::: SOURCE INFORMATION
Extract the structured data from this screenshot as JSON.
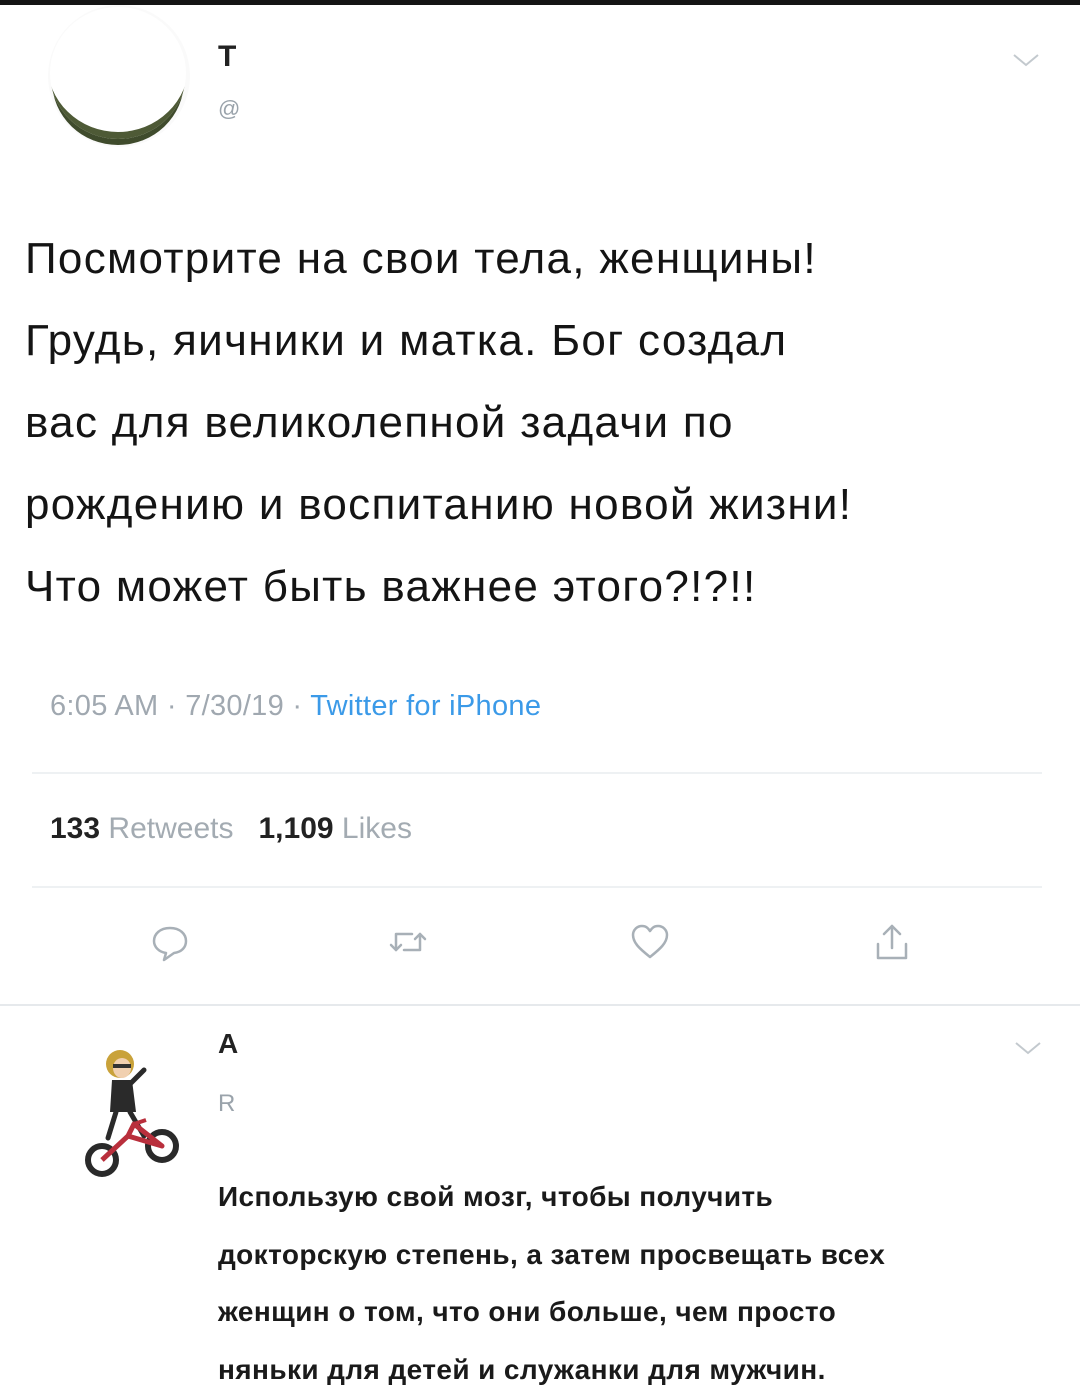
{
  "tweet": {
    "author_name": "Т",
    "author_handle": "@",
    "text_lines": [
      "Посмотрите на свои тела, женщины!",
      "Грудь, яичники и матка. Бог создал",
      "вас для великолепной задачи по",
      "рождению и воспитанию новой жизни!",
      "Что может быть важнее этого?!?!!"
    ],
    "time": "6:05 AM",
    "date": "7/30/19",
    "source": "Twitter for iPhone",
    "separator": "·",
    "retweets_count": "133",
    "retweets_label": "Retweets",
    "likes_count": "1,109",
    "likes_label": "Likes"
  },
  "icons": {
    "reply": "reply-icon",
    "retweet": "retweet-icon",
    "like": "heart-icon",
    "share": "share-icon",
    "menu": "chevron-down-icon"
  },
  "reply": {
    "author_name": "А",
    "replying_to": "R",
    "text_lines": [
      "Использую свой мозг, чтобы получить",
      "докторскую степень, а затем просвещать всех",
      "женщин о том, что они больше, чем просто",
      "няньки для детей и служанки для мужчин."
    ]
  },
  "colors": {
    "link": "#3b9ae8",
    "muted": "#a0a8b0",
    "text": "#141414"
  }
}
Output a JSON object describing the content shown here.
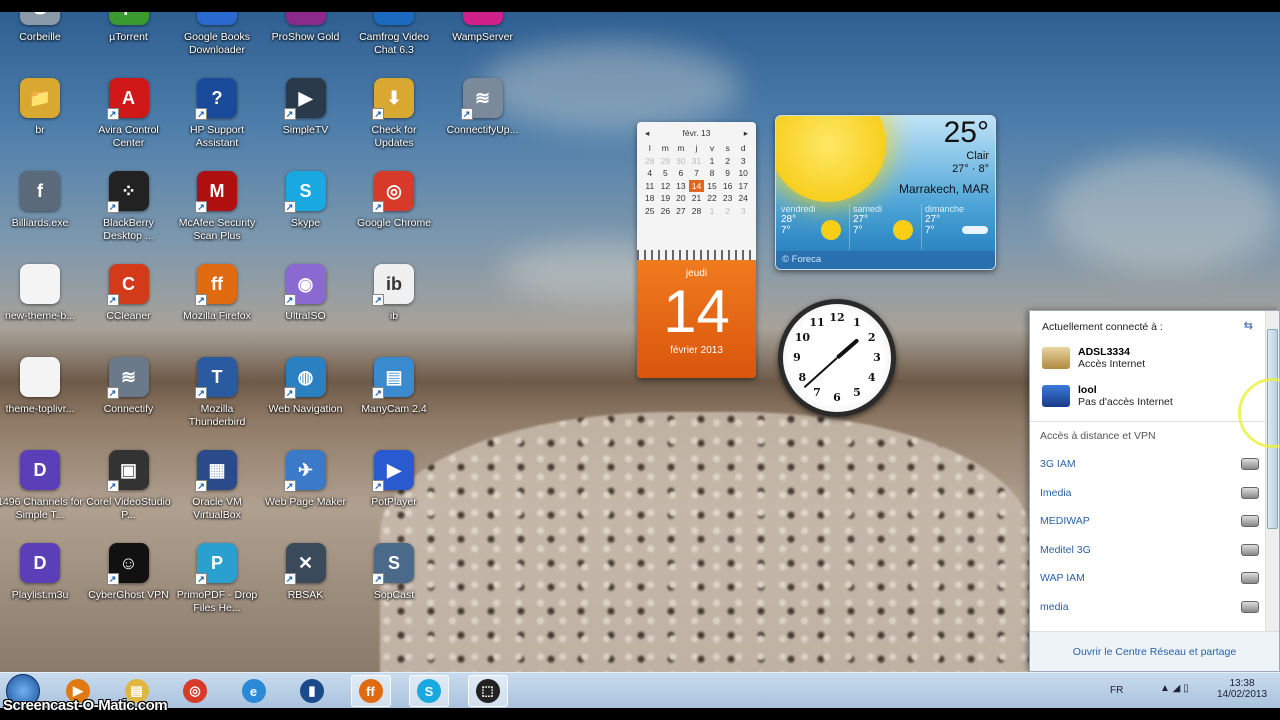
{
  "desktop": {
    "columns": [
      [
        {
          "label": "Corbeille",
          "glyph": "🗑",
          "color": "#8a9aa8"
        },
        {
          "label": "br",
          "glyph": "📁",
          "color": "#d9a830"
        },
        {
          "label": "Billiards.exe",
          "glyph": "f",
          "color": "#5a6a7a"
        },
        {
          "label": "new-theme-b...",
          "glyph": "",
          "color": "#f4f4f4"
        },
        {
          "label": "theme-toplivr...",
          "glyph": "",
          "color": "#f4f4f4"
        },
        {
          "label": "1496 Channels for Simple T...",
          "glyph": "D",
          "color": "#5b3fb8"
        },
        {
          "label": "Playlist.m3u",
          "glyph": "D",
          "color": "#5b3fb8"
        }
      ],
      [
        {
          "label": "µTorrent",
          "glyph": "µ",
          "color": "#3a9a30"
        },
        {
          "label": "Avira Control Center",
          "glyph": "A",
          "color": "#d01818"
        },
        {
          "label": "BlackBerry Desktop ...",
          "glyph": "⁘",
          "color": "#222"
        },
        {
          "label": "CCleaner",
          "glyph": "C",
          "color": "#d23a1a"
        },
        {
          "label": "Connectify",
          "glyph": "≋",
          "color": "#6a7a8a"
        },
        {
          "label": "Corel VideoStudio P...",
          "glyph": "▣",
          "color": "#333"
        },
        {
          "label": "CyberGhost VPN",
          "glyph": "☺",
          "color": "#111"
        }
      ],
      [
        {
          "label": "Google Books Downloader",
          "glyph": "G",
          "color": "#2a6ad0"
        },
        {
          "label": "HP Support Assistant",
          "glyph": "?",
          "color": "#1a4a9a"
        },
        {
          "label": "McAfee Security Scan Plus",
          "glyph": "M",
          "color": "#b01010"
        },
        {
          "label": "Mozilla Firefox",
          "glyph": "ff",
          "color": "#e06a10"
        },
        {
          "label": "Mozilla Thunderbird",
          "glyph": "T",
          "color": "#2a5aa0"
        },
        {
          "label": "Oracle VM VirtualBox",
          "glyph": "▦",
          "color": "#2a4a8a"
        },
        {
          "label": "PrimoPDF - Drop Files He...",
          "glyph": "P",
          "color": "#2aa0d0"
        }
      ],
      [
        {
          "label": "ProShow Gold",
          "glyph": "P",
          "color": "#8a2a8a"
        },
        {
          "label": "SimpleTV",
          "glyph": "▶",
          "color": "#2a3a4a"
        },
        {
          "label": "Skype",
          "glyph": "S",
          "color": "#19a8e0"
        },
        {
          "label": "UltraISO",
          "glyph": "◉",
          "color": "#8a6ad0"
        },
        {
          "label": "Web Navigation",
          "glyph": "◍",
          "color": "#2a80c0"
        },
        {
          "label": "Web Page Maker",
          "glyph": "✈",
          "color": "#3a7ac8"
        },
        {
          "label": "RBSAK",
          "glyph": "✕",
          "color": "#3a4a5a"
        }
      ],
      [
        {
          "label": "Camfrog Video Chat 6.3",
          "glyph": "C",
          "color": "#1a6ac0"
        },
        {
          "label": "Check for Updates",
          "glyph": "⬇",
          "color": "#d9a830"
        },
        {
          "label": "Google Chrome",
          "glyph": "◎",
          "color": "#d83a2a"
        },
        {
          "label": "ib",
          "glyph": "ib",
          "color": "#f0f0f0"
        },
        {
          "label": "ManyCam 2.4",
          "glyph": "▤",
          "color": "#3a8ad0"
        },
        {
          "label": "PotPlayer",
          "glyph": "▶",
          "color": "#2a5ad0"
        },
        {
          "label": "SopCast",
          "glyph": "S",
          "color": "#4a6a8a"
        }
      ],
      [
        {
          "label": "WampServer",
          "glyph": "W",
          "color": "#d0208a"
        },
        {
          "label": "ConnectifyUp...",
          "glyph": "≋",
          "color": "#7a8a9a"
        }
      ]
    ]
  },
  "calendar": {
    "month": "févr. 13",
    "weekdays": [
      "l",
      "m",
      "m",
      "j",
      "v",
      "s",
      "d"
    ],
    "weeks": [
      [
        "28",
        "29",
        "30",
        "31",
        "1",
        "2",
        "3"
      ],
      [
        "4",
        "5",
        "6",
        "7",
        "8",
        "9",
        "10"
      ],
      [
        "11",
        "12",
        "13",
        "14",
        "15",
        "16",
        "17"
      ],
      [
        "18",
        "19",
        "20",
        "21",
        "22",
        "23",
        "24"
      ],
      [
        "25",
        "26",
        "27",
        "28",
        "1",
        "2",
        "3"
      ]
    ],
    "today": "14",
    "weekday": "jeudi",
    "month_year": "février 2013",
    "accent": "#e2661c"
  },
  "weather": {
    "temp": "25°",
    "condition": "Clair",
    "hilo": "27° · 8°",
    "city": "Marrakech, MAR",
    "forecast": [
      {
        "day": "vendredi",
        "high": "28°",
        "low": "7°",
        "icon": "sun"
      },
      {
        "day": "samedi",
        "high": "27°",
        "low": "7°",
        "icon": "sun"
      },
      {
        "day": "dimanche",
        "high": "27°",
        "low": "7°",
        "icon": "wind"
      }
    ],
    "provider": "Foreca"
  },
  "clock": {
    "numbers": [
      "12",
      "1",
      "2",
      "3",
      "4",
      "5",
      "6",
      "7",
      "8",
      "9",
      "10",
      "11"
    ],
    "time": "13:38"
  },
  "network": {
    "connected_header": "Actuellement connecté à :",
    "connections": [
      {
        "name": "ADSL3334",
        "status": "Accès Internet"
      },
      {
        "name": "lool",
        "status": "Pas d'accès Internet"
      }
    ],
    "vpn_header": "Accès à distance et VPN",
    "vpn": [
      "3G IAM",
      "Imedia",
      "MEDIWAP",
      "Meditel 3G",
      "WAP IAM",
      "media"
    ],
    "footer_link": "Ouvrir le Centre Réseau et partage"
  },
  "taskbar": {
    "apps": [
      {
        "name": "media-player",
        "glyph": "▶",
        "color": "#e07a10"
      },
      {
        "name": "explorer",
        "glyph": "▤",
        "color": "#e0b840"
      },
      {
        "name": "chrome",
        "glyph": "◎",
        "color": "#d83a2a"
      },
      {
        "name": "internet-explorer",
        "glyph": "e",
        "color": "#2a8ad8"
      },
      {
        "name": "app",
        "glyph": "▮",
        "color": "#1a4a8a"
      },
      {
        "name": "firefox",
        "glyph": "ff",
        "color": "#e06a10",
        "active": true
      },
      {
        "name": "skype",
        "glyph": "S",
        "color": "#19a8e0",
        "active": true
      },
      {
        "name": "snipping",
        "glyph": "⬚",
        "color": "#222",
        "active": true
      }
    ],
    "language": "FR",
    "time": "13:38",
    "date": "14/02/2013"
  },
  "watermark": "Screencast-O-Matic.com"
}
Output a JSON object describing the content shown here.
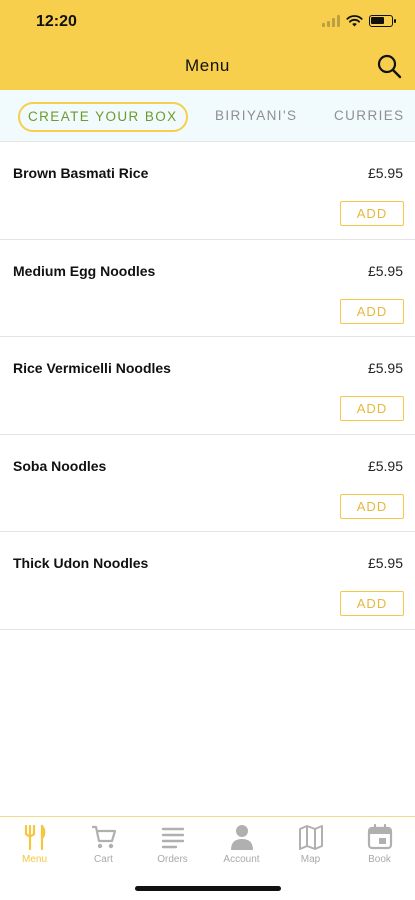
{
  "status_bar": {
    "time": "12:20",
    "icons": [
      "cellular-signal-icon",
      "wifi-icon",
      "battery-icon"
    ],
    "battery_level": 0.7
  },
  "header": {
    "title": "Menu",
    "search_icon": "search-icon",
    "background_color": "#f7cf4c"
  },
  "category_tabs": [
    {
      "label": "CREATE YOUR BOX",
      "selected": true
    },
    {
      "label": "BIRIYANI'S",
      "selected": false
    },
    {
      "label": "CURRIES",
      "selected": false
    }
  ],
  "menu_items": [
    {
      "name": "Brown Basmati Rice",
      "price": "£5.95",
      "button": "ADD"
    },
    {
      "name": "Medium Egg Noodles",
      "price": "£5.95",
      "button": "ADD"
    },
    {
      "name": "Rice Vermicelli Noodles",
      "price": "£5.95",
      "button": "ADD"
    },
    {
      "name": "Soba Noodles",
      "price": "£5.95",
      "button": "ADD"
    },
    {
      "name": "Thick Udon Noodles",
      "price": "£5.95",
      "button": "ADD"
    }
  ],
  "tab_bar": [
    {
      "label": "Menu",
      "icon": "fork-knife-icon",
      "active": true
    },
    {
      "label": "Cart",
      "icon": "cart-icon",
      "active": false
    },
    {
      "label": "Orders",
      "icon": "list-icon",
      "active": false
    },
    {
      "label": "Account",
      "icon": "person-icon",
      "active": false
    },
    {
      "label": "Map",
      "icon": "map-icon",
      "active": false
    },
    {
      "label": "Book",
      "icon": "calendar-icon",
      "active": false
    }
  ],
  "colors": {
    "accent": "#f7cf4c",
    "active_tab_text": "#6e9a2c",
    "inactive": "#a9a9a9"
  }
}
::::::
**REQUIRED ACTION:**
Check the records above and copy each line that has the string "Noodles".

**SOLVED EXERCISE:**
      "name": "Medium Egg Noodles",
      "name": "Rice Vermicelli Noodles",
      "name": "Soba Noodles",
      "name": "Thick Udon Noodles",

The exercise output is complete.